• Provided records:
»»

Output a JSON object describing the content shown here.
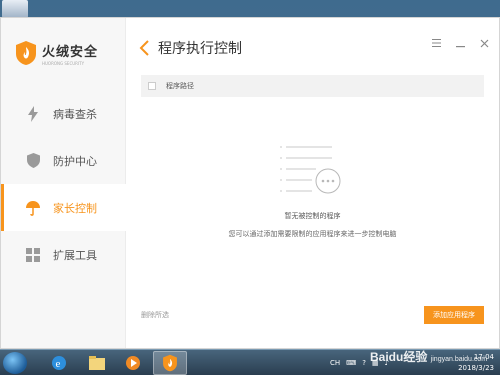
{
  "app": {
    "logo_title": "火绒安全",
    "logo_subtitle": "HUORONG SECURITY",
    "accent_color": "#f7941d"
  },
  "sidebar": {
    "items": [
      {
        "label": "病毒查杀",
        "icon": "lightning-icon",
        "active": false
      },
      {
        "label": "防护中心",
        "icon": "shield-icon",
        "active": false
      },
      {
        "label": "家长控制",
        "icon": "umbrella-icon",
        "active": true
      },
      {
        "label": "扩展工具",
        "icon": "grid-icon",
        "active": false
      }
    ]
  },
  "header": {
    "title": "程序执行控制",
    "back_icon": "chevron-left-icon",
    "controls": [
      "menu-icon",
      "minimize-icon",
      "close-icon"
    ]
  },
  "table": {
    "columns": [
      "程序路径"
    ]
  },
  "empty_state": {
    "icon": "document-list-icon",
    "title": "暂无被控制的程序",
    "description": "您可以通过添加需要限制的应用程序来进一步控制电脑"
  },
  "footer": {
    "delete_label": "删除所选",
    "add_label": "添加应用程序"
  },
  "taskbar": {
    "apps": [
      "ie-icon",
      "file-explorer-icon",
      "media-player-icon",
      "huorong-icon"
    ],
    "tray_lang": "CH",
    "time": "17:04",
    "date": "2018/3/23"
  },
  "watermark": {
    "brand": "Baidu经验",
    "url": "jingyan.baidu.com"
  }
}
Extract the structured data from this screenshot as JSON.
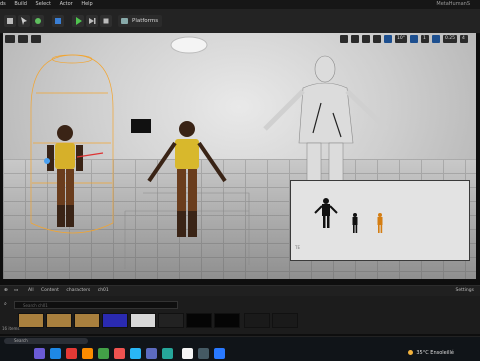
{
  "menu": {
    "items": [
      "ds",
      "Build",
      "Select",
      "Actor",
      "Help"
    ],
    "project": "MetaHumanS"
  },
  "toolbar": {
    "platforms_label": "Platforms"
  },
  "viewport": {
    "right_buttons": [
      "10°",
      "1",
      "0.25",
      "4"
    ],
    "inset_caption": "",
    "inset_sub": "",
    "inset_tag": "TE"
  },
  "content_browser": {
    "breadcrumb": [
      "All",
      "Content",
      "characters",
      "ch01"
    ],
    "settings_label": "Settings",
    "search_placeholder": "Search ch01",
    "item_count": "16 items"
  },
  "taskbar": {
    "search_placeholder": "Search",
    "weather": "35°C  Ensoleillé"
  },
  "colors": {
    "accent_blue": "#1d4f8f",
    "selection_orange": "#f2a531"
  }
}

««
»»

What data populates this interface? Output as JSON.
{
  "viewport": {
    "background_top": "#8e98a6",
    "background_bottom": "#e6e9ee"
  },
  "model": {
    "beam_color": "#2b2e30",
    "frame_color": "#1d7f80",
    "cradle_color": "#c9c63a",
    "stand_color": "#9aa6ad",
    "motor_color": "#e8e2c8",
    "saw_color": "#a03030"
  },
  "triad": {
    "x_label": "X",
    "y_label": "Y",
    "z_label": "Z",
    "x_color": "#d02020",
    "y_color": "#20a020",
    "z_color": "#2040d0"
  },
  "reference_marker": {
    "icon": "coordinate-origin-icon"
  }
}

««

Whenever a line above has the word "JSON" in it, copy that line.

Output a JSON object describing the content shown here.
Extract the structured data from this screenshot as JSON.
What data populates this interface? Output as JSON.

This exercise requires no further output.